Saturday, January 23, 2016

Adobe files DMCA takedown notices to users sharing MacWorld article

Adobe filed DMCA takedown notices to Facebook for anyone who shared an article from MacWorld noting that Creative Cloud had been hacked and pirated.  The article (linked here) does not in any way encourage users to pirate Creative Cloud or provide them instructions for doing so.  It simply reports on the fact that pirated versions are available, highlighting the futility of considering software more secure simply because it runs in the cloud.

The DMCA takedowns were issued to Facebook more than two years after the article was shared.  Although there really is no damage here, they are very late. The "damage" is already long ago done.

You can almost feel the anguish from users like Susie Ochs who now have to jump through hoops to get their Facebook accounts reinstated.  While some just use their social media accounts for catching up with friends, Editors like Mrs. Ochs use them professionally.  Adobe is a large enough company to know better than to file this DMCA notice.  It is also pretty clear that rather than this simply being an inconvenience, lack of access to her Facebook account will have an actual financial impact for Mrs. Ochs.

Facebook went so far as to remove the share button entirely from the article.  But that hasn't stopped people from tweeting and retweeting it.

The security community has largely been at odds with the DMCA since it was originally passed into law.  The DMCA is pretty horrible legislation and simply allows the alleged copyright holder to issue takedown notices for anything they believe to be infringing.  The problem is that there is usually little verification performed to ensure that the material listed in the takedown notice is actually infringing.

Facebook clearly didn't do any verification for the MacWorld article after receiving a notice from Adobe.  Now, users who shared the allegedly DMCA infringing material have had their accounts locked and must jump through hoops to get them reinstated.

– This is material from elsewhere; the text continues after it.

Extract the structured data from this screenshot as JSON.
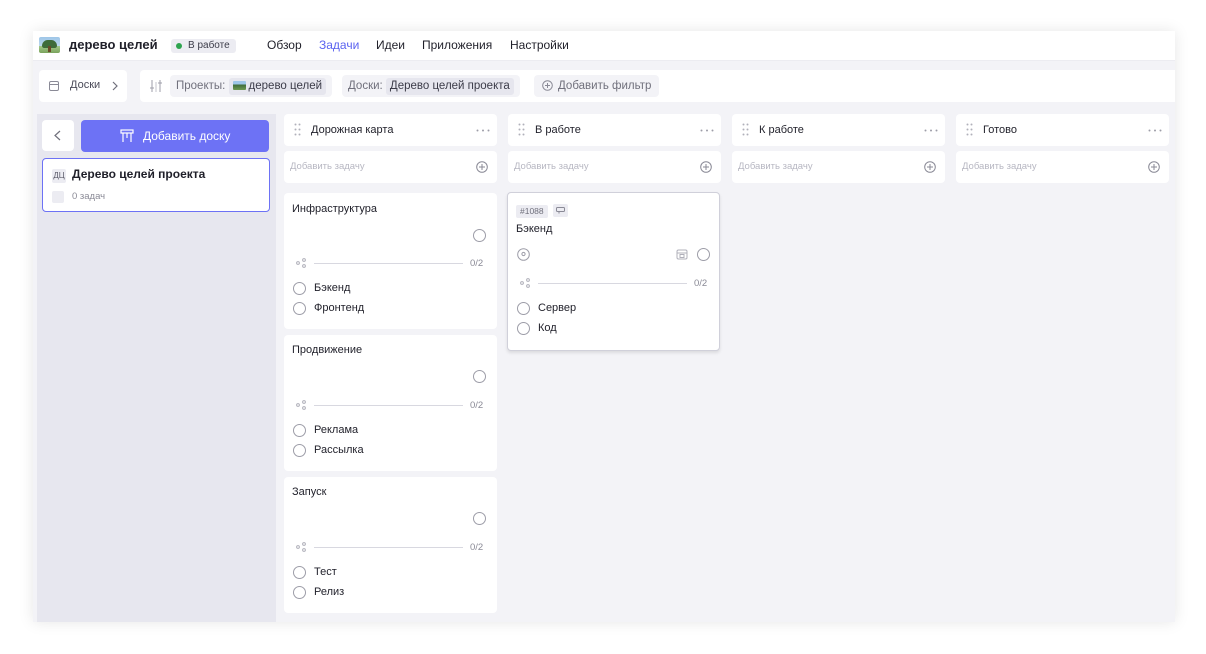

I used to work with someone who got a DMCA takedown notice for sharing open source graphics libraries on his website.  Yep, you guessed it. He was 'infringing' on the X Files by sharing an archive containing X11 files.  The problem of course is that the burden of proof is on him and not the party claiming infringement.  To compound matters, the reporting party gets nearly complete impunity against mistakes.  As written today, DMCA threatens every security researcher and tech reporter.  It's time for a change.

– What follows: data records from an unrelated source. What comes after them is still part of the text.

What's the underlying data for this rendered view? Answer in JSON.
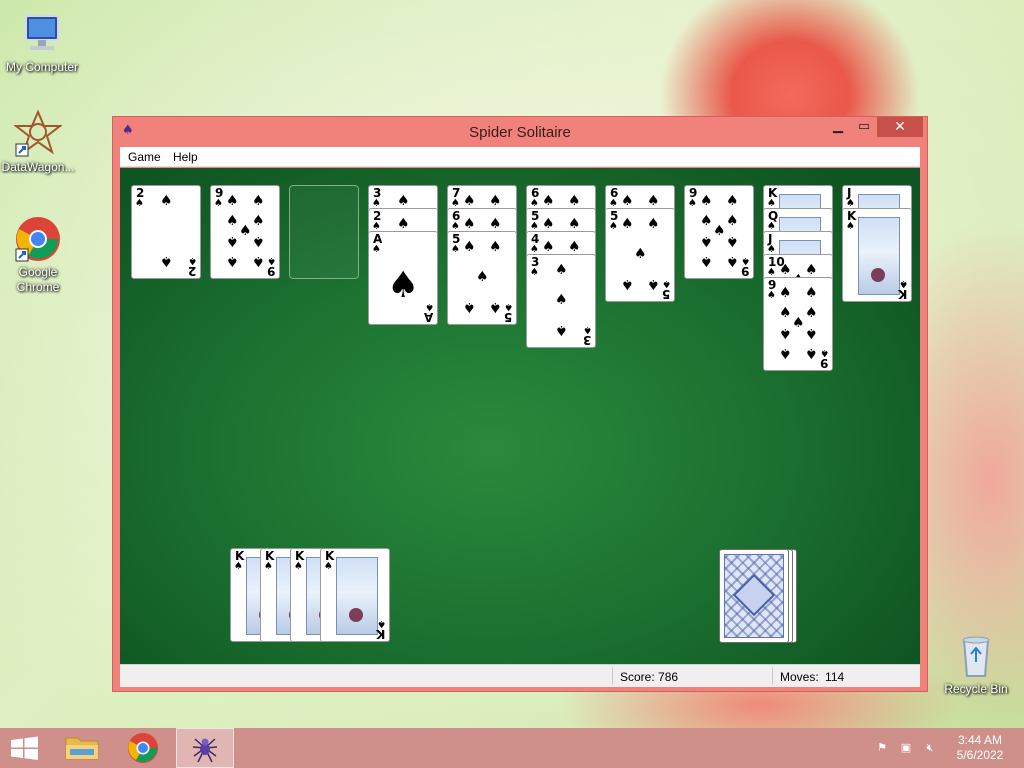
{
  "desktop": {
    "icons": [
      {
        "label": "My Computer",
        "icon": "computer-icon"
      },
      {
        "label": "DataWagon...",
        "icon": "datawagon-icon"
      },
      {
        "label": "Google Chrome",
        "icon": "chrome-icon"
      },
      {
        "label": "Recycle Bin",
        "icon": "recycle-bin-icon"
      }
    ]
  },
  "window": {
    "title": "Spider Solitaire",
    "icon": "spider-solitaire-icon",
    "controls": {
      "minimize": "minimize-icon",
      "maximize": "maximize-icon",
      "close": "close-icon"
    },
    "menu": [
      "Game",
      "Help"
    ]
  },
  "game": {
    "tableau": [
      {
        "facedown": 0,
        "cards": [
          "2"
        ]
      },
      {
        "facedown": 0,
        "cards": [
          "9"
        ]
      },
      {
        "facedown": 0,
        "cards": []
      },
      {
        "facedown": 0,
        "cards": [
          "3",
          "2",
          "A"
        ]
      },
      {
        "facedown": 0,
        "cards": [
          "7",
          "6",
          "5"
        ]
      },
      {
        "facedown": 0,
        "cards": [
          "6",
          "5",
          "4",
          "3"
        ]
      },
      {
        "facedown": 0,
        "cards": [
          "6",
          "5"
        ]
      },
      {
        "facedown": 0,
        "cards": [
          "9"
        ]
      },
      {
        "facedown": 0,
        "cards": [
          "K",
          "Q",
          "J",
          "10",
          "9"
        ]
      },
      {
        "facedown": 0,
        "cards": [
          "J",
          "K"
        ]
      }
    ],
    "suit": "♠",
    "completed_foundations": [
      "K",
      "K",
      "K",
      "K"
    ],
    "stock_piles": 3
  },
  "status": {
    "score_label": "Score:",
    "score": "786",
    "moves_label": "Moves:",
    "moves": "114"
  },
  "taskbar": {
    "items": [
      {
        "name": "start-button",
        "icon": "windows-icon"
      },
      {
        "name": "file-explorer",
        "icon": "folder-icon"
      },
      {
        "name": "chrome",
        "icon": "chrome-icon"
      },
      {
        "name": "spider-solitaire",
        "icon": "spider-icon",
        "active": true
      }
    ],
    "tray_icons": [
      "action-center-flag-icon",
      "network-icon",
      "volume-muted-icon"
    ],
    "time": "3:44 AM",
    "date": "5/6/2022"
  }
}
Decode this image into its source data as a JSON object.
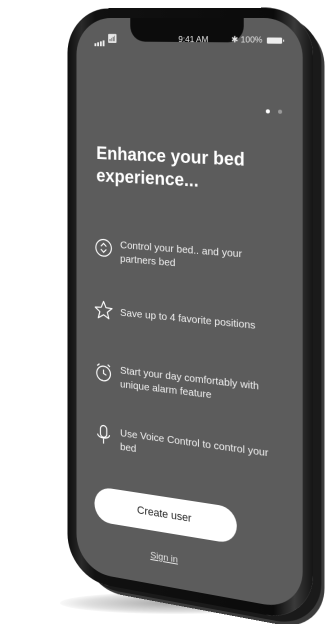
{
  "status_bar": {
    "time": "9:41 AM",
    "battery": "100%"
  },
  "pager": {
    "total": 2,
    "active": 1
  },
  "headline": "Enhance your bed experience...",
  "features": [
    {
      "icon": "control-chevrons-icon",
      "text": "Control your bed.. and your partners bed"
    },
    {
      "icon": "star-icon",
      "text": "Save up to 4 favorite positions"
    },
    {
      "icon": "alarm-clock-icon",
      "text": "Start your day comfortably with unique alarm feature"
    },
    {
      "icon": "microphone-icon",
      "text": "Use Voice Control to control your bed"
    }
  ],
  "cta": {
    "label": "Create user"
  },
  "sign_in": {
    "label": "Sign in"
  },
  "colors": {
    "screen": "#5c5c5c",
    "text": "#ffffff",
    "button": "#ffffff"
  }
}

I always like to provide some actionable recommendations in my posts.  Here are a few:

  1. Educate those you come in contact with on how DMCA works. Most legislators who could change the law simply don't understand how horrible it is.
  2. If you are hit with a bogus DMCA notice, file a counter notice. Don't just take it. Someone has to stand up to the schoolyard bully.
  3. If your organization is considering issuing DMCA takedown notices, try to draft policies surrounding the verification of the infringing material. Adobe is getting nothing but bad PR from this - you can learn from Adobe's mistakes.


  1. This comment has been removed by a blog administrator.

  2. This comment has been removed by a blog administrator.

  3. This comment has been removed by a blog administrator.

  4. This comment has been removed by a blog administrator.

  5. This comment has been removed by a blog administrator.


Note: Only a member of this blog may post a comment.